Puppy scams have been around a long time and fake puppy sellers have improved their approach over the years. Now, BBB research shows the scheme can have two variations.
Taking you Twice
In both scenarios, the fake seller takes to the Internet and posts an ad to sell a certain breed of puppies. There are pictures of adorable puppies to lure you in. These photos are, more likely than not, stolen from the website of a legitimate breeder. One can’t help but to fall in love with the photo of the adorable fuzzy pups.
When a buyer contacts the fake seller, they will request that payment be made through Western Union or MoneyGram. This should be a big red flag. After they take your money for the purchase of the puppy, the fake seller may disappear without you ever receiving the puppy.
On the other hand, some phony online puppy sellers may try to take even more money from you. Consumers have notified BBB via BBB’s Scam Tracker that they were subsequently approached by the seller for additional money for insurance. In this instance, the seller claimed that the dog cannot be shipped until after the insurance company has been paid somewhere in the ballpark of $1000 to $1500! Once a refund request is made, the seller quickly disappears with the initial payment.
The Expensive Crate

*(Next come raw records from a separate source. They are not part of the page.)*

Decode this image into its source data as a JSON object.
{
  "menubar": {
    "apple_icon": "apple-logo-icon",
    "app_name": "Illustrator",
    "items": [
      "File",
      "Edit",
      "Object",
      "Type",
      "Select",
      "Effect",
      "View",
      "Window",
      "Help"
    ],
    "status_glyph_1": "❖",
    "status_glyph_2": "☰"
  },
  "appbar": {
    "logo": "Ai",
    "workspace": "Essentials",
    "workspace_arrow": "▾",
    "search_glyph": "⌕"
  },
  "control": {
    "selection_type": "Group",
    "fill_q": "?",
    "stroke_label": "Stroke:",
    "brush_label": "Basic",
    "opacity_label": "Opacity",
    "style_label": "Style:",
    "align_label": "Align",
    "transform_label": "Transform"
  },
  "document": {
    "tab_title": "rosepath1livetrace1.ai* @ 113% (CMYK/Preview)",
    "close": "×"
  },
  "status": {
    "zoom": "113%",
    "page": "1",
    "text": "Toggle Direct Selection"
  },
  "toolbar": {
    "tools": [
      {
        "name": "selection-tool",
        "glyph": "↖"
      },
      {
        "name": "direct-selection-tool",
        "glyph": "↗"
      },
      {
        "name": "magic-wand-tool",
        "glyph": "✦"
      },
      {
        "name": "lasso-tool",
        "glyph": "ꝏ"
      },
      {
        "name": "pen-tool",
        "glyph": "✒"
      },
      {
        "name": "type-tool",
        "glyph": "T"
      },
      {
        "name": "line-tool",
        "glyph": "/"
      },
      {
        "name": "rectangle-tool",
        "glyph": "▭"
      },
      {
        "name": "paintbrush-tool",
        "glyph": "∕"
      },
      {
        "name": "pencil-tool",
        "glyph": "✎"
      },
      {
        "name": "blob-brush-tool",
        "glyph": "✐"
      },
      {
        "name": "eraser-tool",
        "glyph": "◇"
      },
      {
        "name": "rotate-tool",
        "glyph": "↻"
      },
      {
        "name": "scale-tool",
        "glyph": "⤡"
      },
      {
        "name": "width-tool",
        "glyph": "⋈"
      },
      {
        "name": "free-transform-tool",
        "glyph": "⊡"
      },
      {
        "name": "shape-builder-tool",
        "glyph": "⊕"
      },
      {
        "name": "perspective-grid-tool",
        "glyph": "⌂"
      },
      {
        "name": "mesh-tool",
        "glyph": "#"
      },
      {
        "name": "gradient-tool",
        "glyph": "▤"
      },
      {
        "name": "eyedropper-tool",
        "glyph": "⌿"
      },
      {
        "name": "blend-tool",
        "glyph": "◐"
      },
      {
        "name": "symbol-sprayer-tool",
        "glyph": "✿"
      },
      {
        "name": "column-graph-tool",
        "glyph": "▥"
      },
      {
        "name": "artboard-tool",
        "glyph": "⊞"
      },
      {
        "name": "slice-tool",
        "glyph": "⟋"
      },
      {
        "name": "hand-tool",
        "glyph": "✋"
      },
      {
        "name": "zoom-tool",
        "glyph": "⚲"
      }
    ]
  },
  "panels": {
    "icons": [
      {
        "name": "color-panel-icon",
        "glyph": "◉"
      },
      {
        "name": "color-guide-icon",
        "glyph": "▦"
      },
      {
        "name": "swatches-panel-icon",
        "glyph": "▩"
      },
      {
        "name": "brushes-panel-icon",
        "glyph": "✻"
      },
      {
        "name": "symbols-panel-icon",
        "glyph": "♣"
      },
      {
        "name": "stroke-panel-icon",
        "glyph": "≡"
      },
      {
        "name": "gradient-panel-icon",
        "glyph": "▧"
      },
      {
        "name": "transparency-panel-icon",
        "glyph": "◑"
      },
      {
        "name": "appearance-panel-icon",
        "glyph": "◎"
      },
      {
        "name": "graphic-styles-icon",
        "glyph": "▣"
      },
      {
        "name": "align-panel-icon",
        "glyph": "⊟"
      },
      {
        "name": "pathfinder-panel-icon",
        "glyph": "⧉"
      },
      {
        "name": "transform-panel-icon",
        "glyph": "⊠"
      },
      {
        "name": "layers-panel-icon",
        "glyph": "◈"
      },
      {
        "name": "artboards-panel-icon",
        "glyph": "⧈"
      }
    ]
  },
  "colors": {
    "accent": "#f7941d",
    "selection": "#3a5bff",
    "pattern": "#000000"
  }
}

Other consumers have reported to BBB Scam Tracker, a slightly different version of the scam. After paying the purchase price by Western Union, consumers report they received an email and telephone call from a “shipping company” that usually carries a name similar to a real shipping business. The email and the telephone call is to inform consumers that the puppy needs a special temperature controlled crate to be transported and that the costs for shipment is somewhere between $700 and $850. Of course, this payment too must be made by Western Union or MoneyGram. In some instances, the shipper claims that a portion of this money will be refunded to you once the puppy is delivered. This is only to entice the consumer to go through with the transaction. The “shipper” will also tell consumers that failure to pay the funds immediately may result in the detention of the puppy and higher fees.
Common Warning Signs
BBB cautions you to be careful when attempting to fulfil that Christmas wish of having a family dog. If you are buying a puppy from an online seller, take precautions to verify the legitimacy of the seller.
Beware of the following indicators of potential fraud:
Protect Yourself and Your Family
The purchase of a family pet is not one to be taken lightly. Instead of a surprise, a fun alternative could be a family filed trip to the local shelter in order to assure the best fit for each family member. For those who are really set on having this live Christmas present under the tree this year, don’t be left heartbroken, BBB offers the following tips when shopping for the puppy online: